> SUPPLIED RECORDS:
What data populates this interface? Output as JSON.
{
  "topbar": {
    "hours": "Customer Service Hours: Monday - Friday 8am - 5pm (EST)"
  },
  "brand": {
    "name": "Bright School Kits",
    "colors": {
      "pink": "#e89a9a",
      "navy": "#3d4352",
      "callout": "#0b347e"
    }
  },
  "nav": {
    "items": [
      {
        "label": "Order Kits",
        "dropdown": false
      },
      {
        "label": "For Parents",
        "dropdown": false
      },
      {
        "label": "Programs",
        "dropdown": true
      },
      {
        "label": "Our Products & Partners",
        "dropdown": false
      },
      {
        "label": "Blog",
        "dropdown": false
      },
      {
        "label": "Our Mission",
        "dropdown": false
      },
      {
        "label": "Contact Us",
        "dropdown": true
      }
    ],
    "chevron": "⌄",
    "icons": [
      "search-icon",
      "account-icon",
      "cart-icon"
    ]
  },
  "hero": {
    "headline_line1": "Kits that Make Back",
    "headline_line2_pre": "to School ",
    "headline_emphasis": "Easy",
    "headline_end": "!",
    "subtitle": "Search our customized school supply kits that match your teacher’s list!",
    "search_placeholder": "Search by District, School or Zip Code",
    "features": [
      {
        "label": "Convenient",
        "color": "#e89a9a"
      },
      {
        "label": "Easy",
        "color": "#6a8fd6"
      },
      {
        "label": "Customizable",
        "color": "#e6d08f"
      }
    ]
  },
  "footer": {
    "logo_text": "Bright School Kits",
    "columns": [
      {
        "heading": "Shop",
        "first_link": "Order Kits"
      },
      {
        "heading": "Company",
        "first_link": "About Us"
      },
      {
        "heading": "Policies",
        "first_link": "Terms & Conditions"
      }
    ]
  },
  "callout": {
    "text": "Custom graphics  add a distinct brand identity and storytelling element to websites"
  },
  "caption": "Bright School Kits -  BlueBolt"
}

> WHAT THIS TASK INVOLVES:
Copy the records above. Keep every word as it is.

> YOUR RESPONSE:
What data populates this interface? Output as JSON.
{
  "topbar": {
    "hours": "Customer Service Hours: Monday - Friday 8am - 5pm (EST)"
  },
  "brand": {
    "name": "Bright School Kits",
    "colors": {
      "pink": "#e89a9a",
      "navy": "#3d4352",
      "callout": "#0b347e"
    }
  },
  "nav": {
    "items": [
      {
        "label": "Order Kits",
        "dropdown": false
      },
      {
        "label": "For Parents",
        "dropdown": false
      },
      {
        "label": "Programs",
        "dropdown": true
      },
      {
        "label": "Our Products & Partners",
        "dropdown": false
      },
      {
        "label": "Blog",
        "dropdown": false
      },
      {
        "label": "Our Mission",
        "dropdown": false
      },
      {
        "label": "Contact Us",
        "dropdown": true
      }
    ],
    "chevron": "⌄",
    "icons": [
      "search-icon",
      "account-icon",
      "cart-icon"
    ]
  },
  "hero": {
    "headline_line1": "Kits that Make Back",
    "headline_line2_pre": "to School ",
    "headline_emphasis": "Easy",
    "headline_end": "!",
    "subtitle": "Search our customized school supply kits that match your teacher’s list!",
    "search_placeholder": "Search by District, School or Zip Code",
    "features": [
      {
        "label": "Convenient",
        "color": "#e89a9a"
      },
      {
        "label": "Easy",
        "color": "#6a8fd6"
      },
      {
        "label": "Customizable",
        "color": "#e6d08f"
      }
    ]
  },
  "footer": {
    "logo_text": "Bright School Kits",
    "columns": [
      {
        "heading": "Shop",
        "first_link": "Order Kits"
      },
      {
        "heading": "Company",
        "first_link": "About Us"
      },
      {
        "heading": "Policies",
        "first_link": "Terms & Conditions"
      }
    ]
  },
  "callout": {
    "text": "Custom graphics  add a distinct brand identity and storytelling element to websites"
  },
  "caption": "Bright School Kits -  BlueBolt"
}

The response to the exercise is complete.